The extensors are located on the back of the forearm and are connected in a more complex way than the flexors to the dorsum of the fingers. The tendons unite with the interosseous and lumbrical muscles to form the extensorhood mechanism. The primary function of the extensors is to straighten out the digits. The thumb has two extensors in the forearm; the tendons of these form the anatomical snuff box. Also, the index finger and the little finger have an extra extensor, used for instance for pointing. The extensors are situated within 6 separate compartments. The 1st compartment contains abductor pollicis longus and extensor pollicis brevis. The 2nd compartment contains extensors carpi radialis longus and brevis. The 3rd compartment contains extensor pollicis longus. The extensor digitorum indicis and extensor digititorum communis are within the 4th compartment. Extensor digiti minimi is in the fifth, and extensor carpi ulnaris is in the 6th.

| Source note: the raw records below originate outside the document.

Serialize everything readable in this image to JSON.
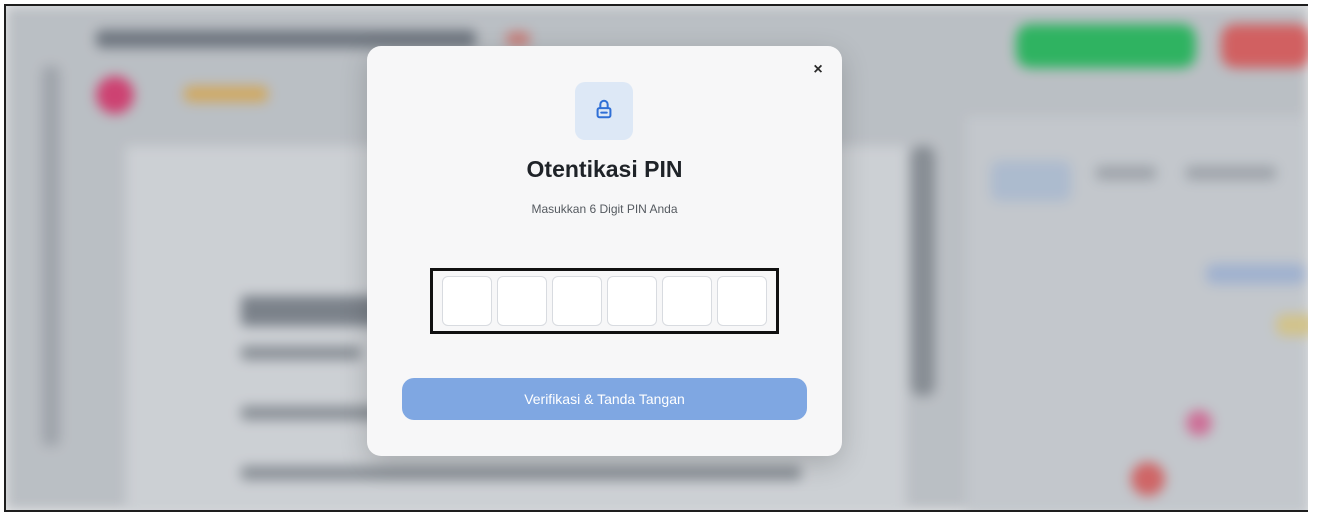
{
  "modal": {
    "title": "Otentikasi PIN",
    "subtitle": "Masukkan 6 Digit PIN Anda",
    "close_label": "×",
    "pin_cells": [
      "",
      "",
      "",
      "",
      "",
      ""
    ],
    "verify_button_label": "Verifikasi & Tanda Tangan",
    "lock_icon": "lock-icon"
  },
  "colors": {
    "accent": "#7fa7e2",
    "lock_bg": "#dde8f6",
    "lock_icon": "#2f6fd6",
    "bg_green_button": "#1fbf5a",
    "bg_red_button": "#e45a5a"
  }
}
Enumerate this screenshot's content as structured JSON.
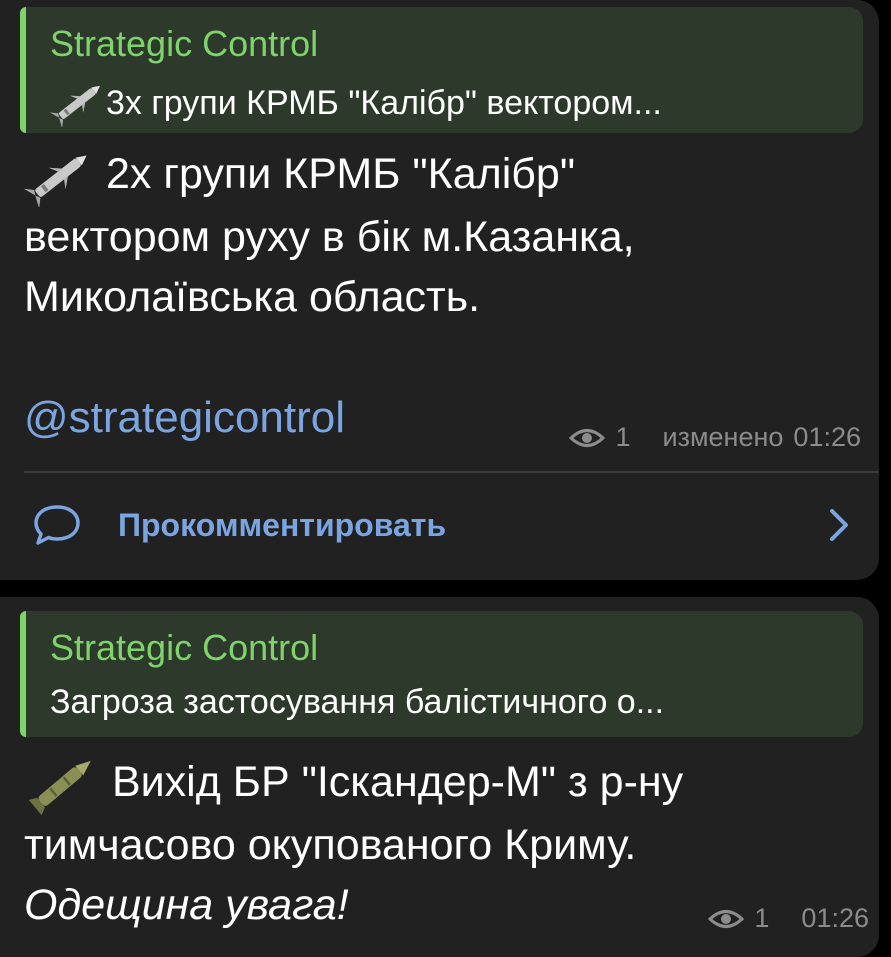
{
  "colors": {
    "background": "#000000",
    "bubble": "#212121",
    "reply_background": "#2d3a2b",
    "reply_accent": "#7ed36b",
    "link": "#7ba5e0",
    "meta": "#8c8c8c",
    "text": "#ffffff"
  },
  "messages": [
    {
      "reply": {
        "author": "Strategic Control",
        "icon": "missile-icon",
        "text": "3х групи КРМБ \"Калібр\" вектором..."
      },
      "body": {
        "icon": "missile-icon",
        "lines": [
          "2х групи КРМБ \"Калібр\"",
          "вектором руху в бік м.Казанка,",
          "Миколаївська область."
        ]
      },
      "mention": "@strategicontrol",
      "meta": {
        "icon": "eye-icon",
        "views": "1",
        "edited": "изменено",
        "time": "01:26"
      },
      "comment": {
        "icon": "comment-bubble-icon",
        "label": "Прокомментировать",
        "chevron": "chevron-right-icon"
      }
    },
    {
      "reply": {
        "author": "Strategic Control",
        "text": "Загроза застосування балістичного о..."
      },
      "body": {
        "icon": "ballistic-missile-icon",
        "lines": [
          "Вихід БР \"Іскандер-М\" з р-ну",
          "тимчасово окупованого Криму.",
          "Одещина увага!"
        ]
      },
      "meta": {
        "icon": "eye-icon",
        "views": "1",
        "time": "01:26"
      }
    }
  ]
}
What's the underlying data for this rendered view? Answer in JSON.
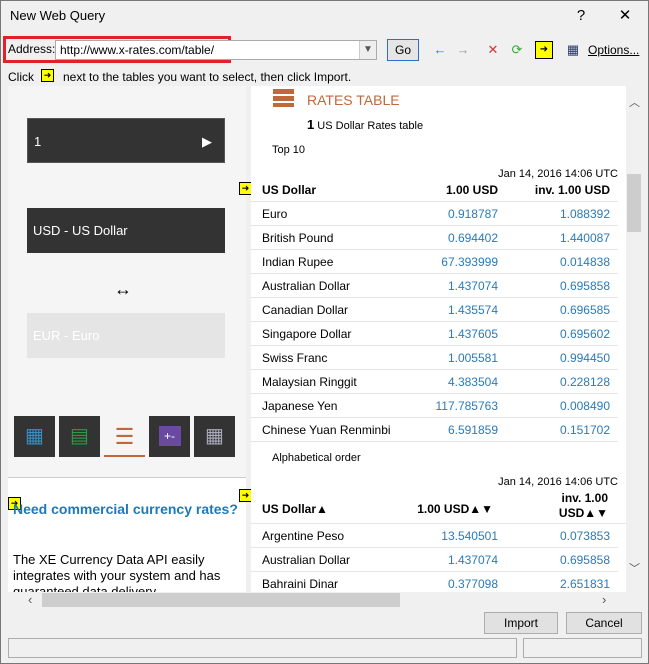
{
  "window": {
    "title": "New Web Query",
    "help": "?",
    "close": "✕"
  },
  "toolbar": {
    "address_label": "Address:",
    "address_value": "http://www.x-rates.com/table/",
    "go": "Go",
    "options": "Options..."
  },
  "instruction": {
    "prefix": "Click",
    "suffix": "next to the tables you want to select, then click Import."
  },
  "left_panel": {
    "amount": "1",
    "from": "USD - US Dollar",
    "swap": "↔",
    "to": "EUR - Euro",
    "ad_title": "Need commercial currency rates?",
    "ad_body": "The XE Currency Data API easily integrates with your system and has guaranteed data delivery."
  },
  "page": {
    "heading": "RATES TABLE",
    "sub_num": "1",
    "sub_text": "US Dollar Rates table",
    "top10": "Top 10",
    "date1": "Jan 14, 2016 14:06 UTC",
    "alpha": "Alphabetical order",
    "date2": "Jan 14, 2016 14:06 UTC",
    "table1": {
      "headers": [
        "US Dollar",
        "1.00 USD",
        "inv. 1.00 USD"
      ],
      "rows": [
        [
          "Euro",
          "0.918787",
          "1.088392"
        ],
        [
          "British Pound",
          "0.694402",
          "1.440087"
        ],
        [
          "Indian Rupee",
          "67.393999",
          "0.014838"
        ],
        [
          "Australian Dollar",
          "1.437074",
          "0.695858"
        ],
        [
          "Canadian Dollar",
          "1.435574",
          "0.696585"
        ],
        [
          "Singapore Dollar",
          "1.437605",
          "0.695602"
        ],
        [
          "Swiss Franc",
          "1.005581",
          "0.994450"
        ],
        [
          "Malaysian Ringgit",
          "4.383504",
          "0.228128"
        ],
        [
          "Japanese Yen",
          "117.785763",
          "0.008490"
        ],
        [
          "Chinese Yuan Renminbi",
          "6.591859",
          "0.151702"
        ]
      ]
    },
    "table2": {
      "headers": [
        "US Dollar▲",
        "1.00 USD▲▼",
        "inv. 1.00",
        "USD▲▼"
      ],
      "rows": [
        [
          "Argentine Peso",
          "13.540501",
          "0.073853"
        ],
        [
          "Australian Dollar",
          "1.437074",
          "0.695858"
        ],
        [
          "Bahraini Dinar",
          "0.377098",
          "2.651831"
        ]
      ]
    }
  },
  "buttons": {
    "import": "Import",
    "cancel": "Cancel"
  },
  "colors": {
    "accent": "#c0683a",
    "link": "#2a7ab8",
    "highlight": "#e0202a"
  }
}
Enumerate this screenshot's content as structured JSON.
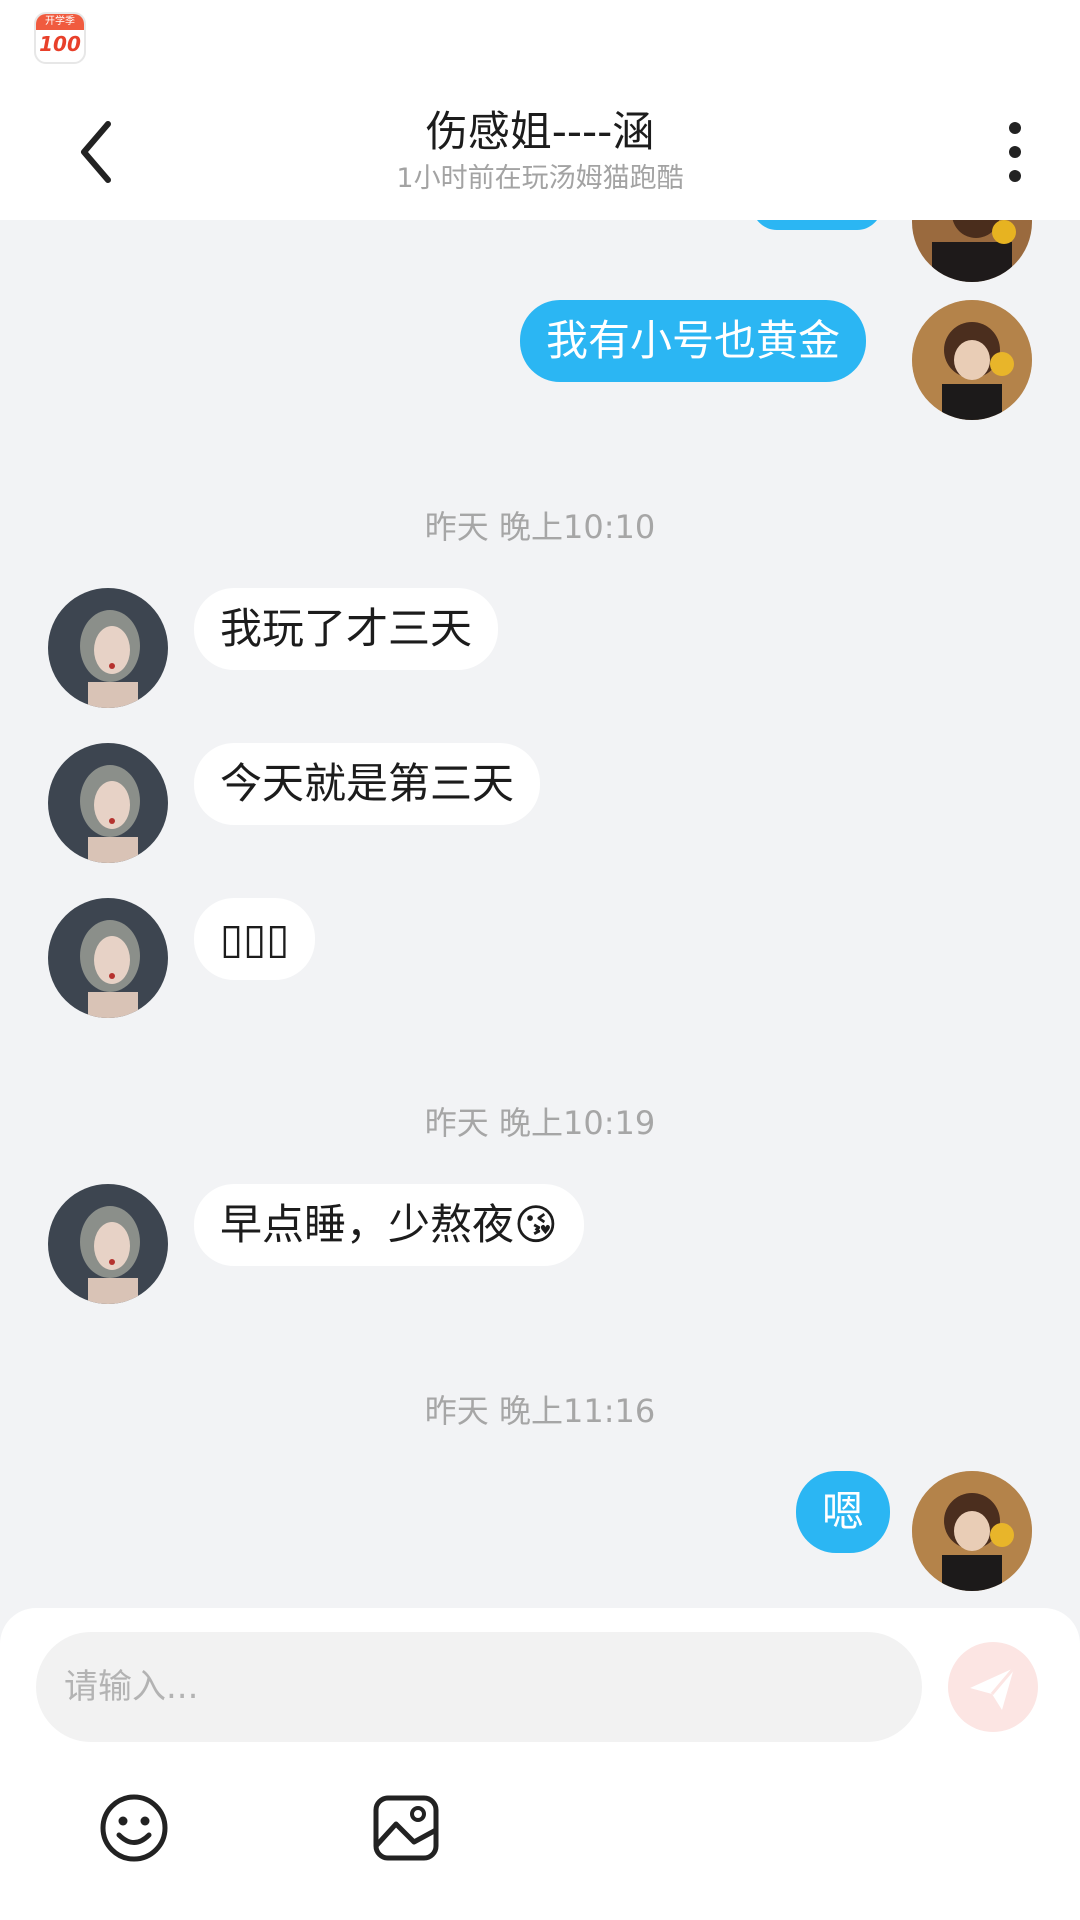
{
  "header": {
    "title": "伤感姐----涵",
    "subtitle": "1小时前在玩汤姆猫跑酷"
  },
  "app_badge": {
    "text": "100",
    "label": "开学季"
  },
  "messages": {
    "m1": "我有小号也黄金",
    "t1": "昨天 晚上10:10",
    "m2": "我玩了才三天",
    "m3": "今天就是第三天",
    "m4": "▯▯▯",
    "t2": "昨天 晚上10:19",
    "m5": "早点睡，少熬夜😘",
    "t3": "昨天 晚上11:16",
    "m6": "嗯"
  },
  "input": {
    "placeholder": "请输入..."
  },
  "icons": {
    "back": "chevron-left-icon",
    "more": "more-vertical-icon",
    "emoji": "smile-icon",
    "image": "image-icon",
    "send": "send-icon"
  },
  "colors": {
    "my_bubble": "#2bb6f3",
    "their_bubble": "#ffffff",
    "send_button": "#fce5e3"
  }
}
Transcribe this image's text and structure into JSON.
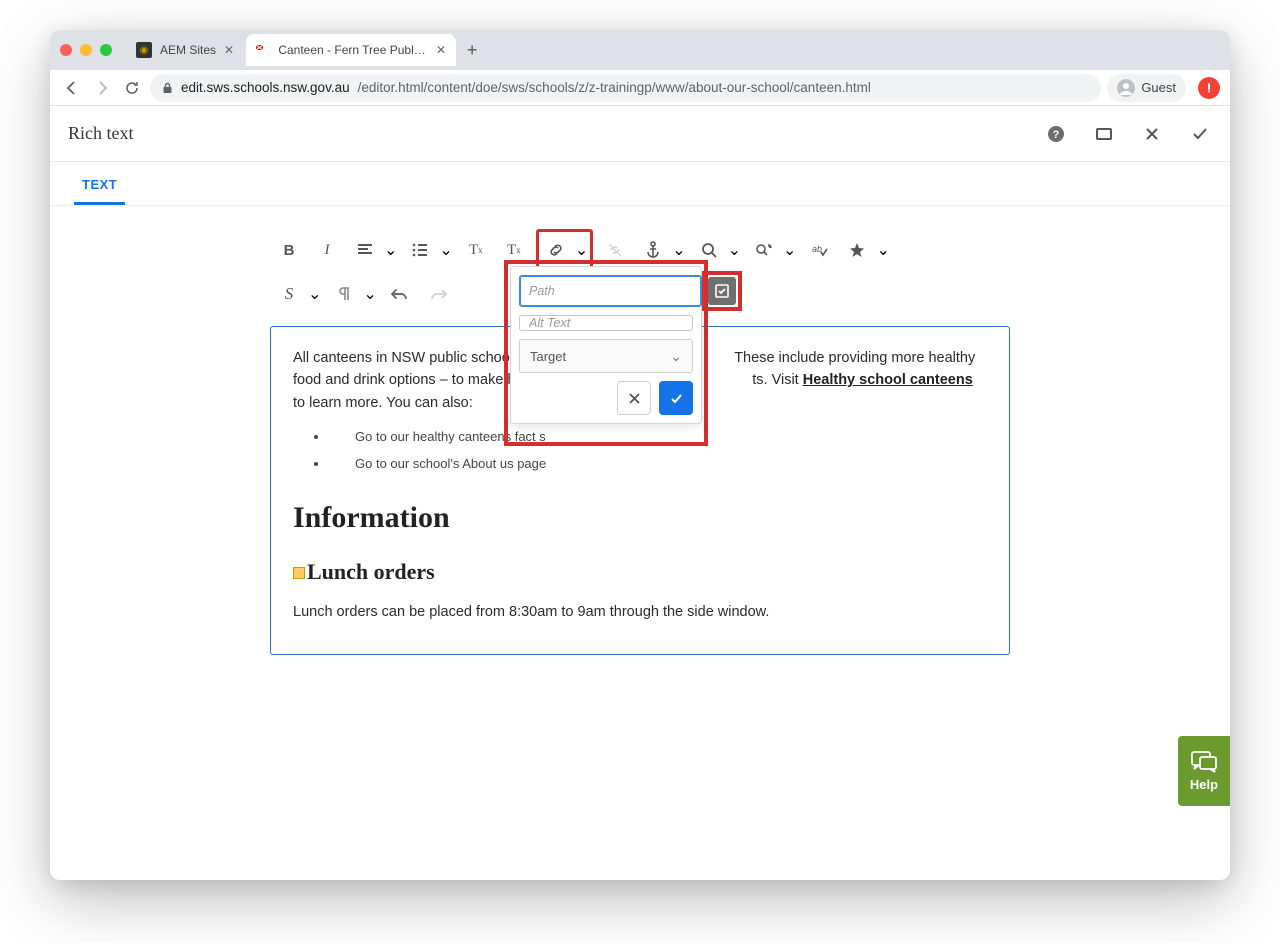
{
  "browser": {
    "tabs": [
      {
        "title": "AEM Sites",
        "active": false
      },
      {
        "title": "Canteen - Fern Tree Public Sch",
        "active": true
      }
    ],
    "url_host": "edit.sws.schools.nsw.gov.au",
    "url_path": "/editor.html/content/doe/sws/schools/z/z-trainingp/www/about-our-school/canteen.html",
    "guest_label": "Guest"
  },
  "header": {
    "title": "Rich text",
    "tab_label": "TEXT"
  },
  "link_popover": {
    "path_placeholder": "Path",
    "alt_placeholder": "Alt Text",
    "target_label": "Target"
  },
  "content": {
    "para1_a": "All canteens in NSW public schools m",
    "para1_b": "These include providing more healthy food and drink options – to make healthy",
    "para1_c": "ts. Visit ",
    "para1_link": "Healthy school canteens",
    "para1_d": " to learn more. You can also:",
    "bullet1": "Go to our healthy canteens fact s",
    "bullet2": "Go to our school's About us page",
    "h2": "Information",
    "h3": "Lunch orders",
    "para2": "Lunch orders can be placed from 8:30am to 9am through the side window."
  },
  "help": {
    "label": "Help"
  }
}
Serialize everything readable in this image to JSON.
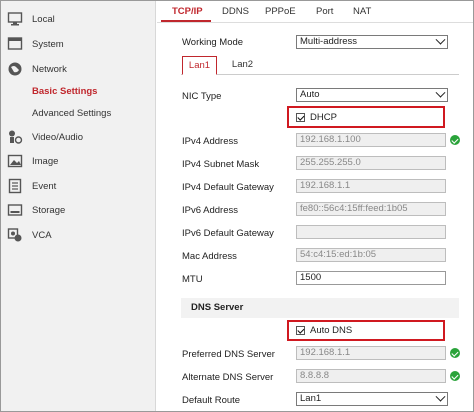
{
  "sidebar": {
    "items": [
      {
        "label": "Local",
        "icon": "monitor-icon"
      },
      {
        "label": "System",
        "icon": "system-icon"
      },
      {
        "label": "Network",
        "icon": "globe-icon"
      },
      {
        "label": "Video/Audio",
        "icon": "video-audio-icon"
      },
      {
        "label": "Image",
        "icon": "image-icon"
      },
      {
        "label": "Event",
        "icon": "event-icon"
      },
      {
        "label": "Storage",
        "icon": "storage-icon"
      },
      {
        "label": "VCA",
        "icon": "vca-icon"
      }
    ],
    "subitems": [
      {
        "label": "Basic Settings",
        "active": true
      },
      {
        "label": "Advanced Settings",
        "active": false
      }
    ]
  },
  "tabs": [
    "TCP/IP",
    "DDNS",
    "PPPoE",
    "Port",
    "NAT"
  ],
  "lan_tabs": [
    "Lan1",
    "Lan2"
  ],
  "form": {
    "working_mode_label": "Working Mode",
    "working_mode_value": "Multi-address",
    "nic_type_label": "NIC Type",
    "nic_type_value": "Auto",
    "dhcp_label": "DHCP",
    "ipv4_address_label": "IPv4 Address",
    "ipv4_address_value": "192.168.1.100",
    "ipv4_mask_label": "IPv4 Subnet Mask",
    "ipv4_mask_value": "255.255.255.0",
    "ipv4_gateway_label": "IPv4 Default Gateway",
    "ipv4_gateway_value": "192.168.1.1",
    "ipv6_address_label": "IPv6 Address",
    "ipv6_address_value": "fe80::56c4:15ff:feed:1b05",
    "ipv6_gateway_label": "IPv6 Default Gateway",
    "ipv6_gateway_value": "",
    "mac_label": "Mac Address",
    "mac_value": "54:c4:15:ed:1b:05",
    "mtu_label": "MTU",
    "mtu_value": "1500",
    "dns_section": "DNS Server",
    "auto_dns_label": "Auto DNS",
    "preferred_dns_label": "Preferred DNS Server",
    "preferred_dns_value": "192.168.1.1",
    "alternate_dns_label": "Alternate DNS Server",
    "alternate_dns_value": "8.8.8.8",
    "default_route_label": "Default Route",
    "default_route_value": "Lan1"
  },
  "colors": {
    "accent": "#c0272d",
    "highlight": "#d01920",
    "ok": "#2aa33a"
  }
}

Some people have more than the usual number of fingers or toes, a condition called polydactyly.[4] Others may have more than the typical number of metacarpal bones, a condition often caused by genetic disorders like Catel-Manzke syndrome. The average length of an adult male hand is 189 mm, while the average length of an adult female hand is 172 mm. The average hand breadth for adult males and females is 84 and 74 mm respectively.[5]

See also


  1. "Three-armed boy to have surgery". BBC News. 2006-05-31. Retrieved 2007-12-24.
  2. "Nature Bulletin No. 611". Division of Educational Programs, Argonne National Laboratory. 1960-10-01. Retrieved 2007-12-24.
  3. Template:OED
  4. "Polydactyly and Syndactyly". Milton S. Hershey Medical Center, Pennsylvania State University. Retrieved 2007-12-24.
  5. Agnihotri, A. K. (2006). "Determination Of Sex By Hand Dimensions". 1 (2). The Internet Journal of Forensic Science. Retrieved 2007-12-24. Unknown parameter |coauthors= ignored (help)

External links

Template:Human anatomical features Template:Upper limb general

ar:يد an:Man ay:Ampara arc:ܐܝܕܐ ca:Mà cs:Ruka cy:Llaw da:Hånd de:Hand eo:Mano fa:دست ko:손 io:Manuo id:Tangan it:Mano he:כף יד la:Manus ml:കൈപ്പത്തി nl:Hand cr:ᒥᑎᐦᒌ nrm:Main qu:Maki simple:Hand sk:Články prstov sl:Roka fi:Käsi sv:Hand th:มือ uk:Кисть yi:האנט

Template:WH Template:WS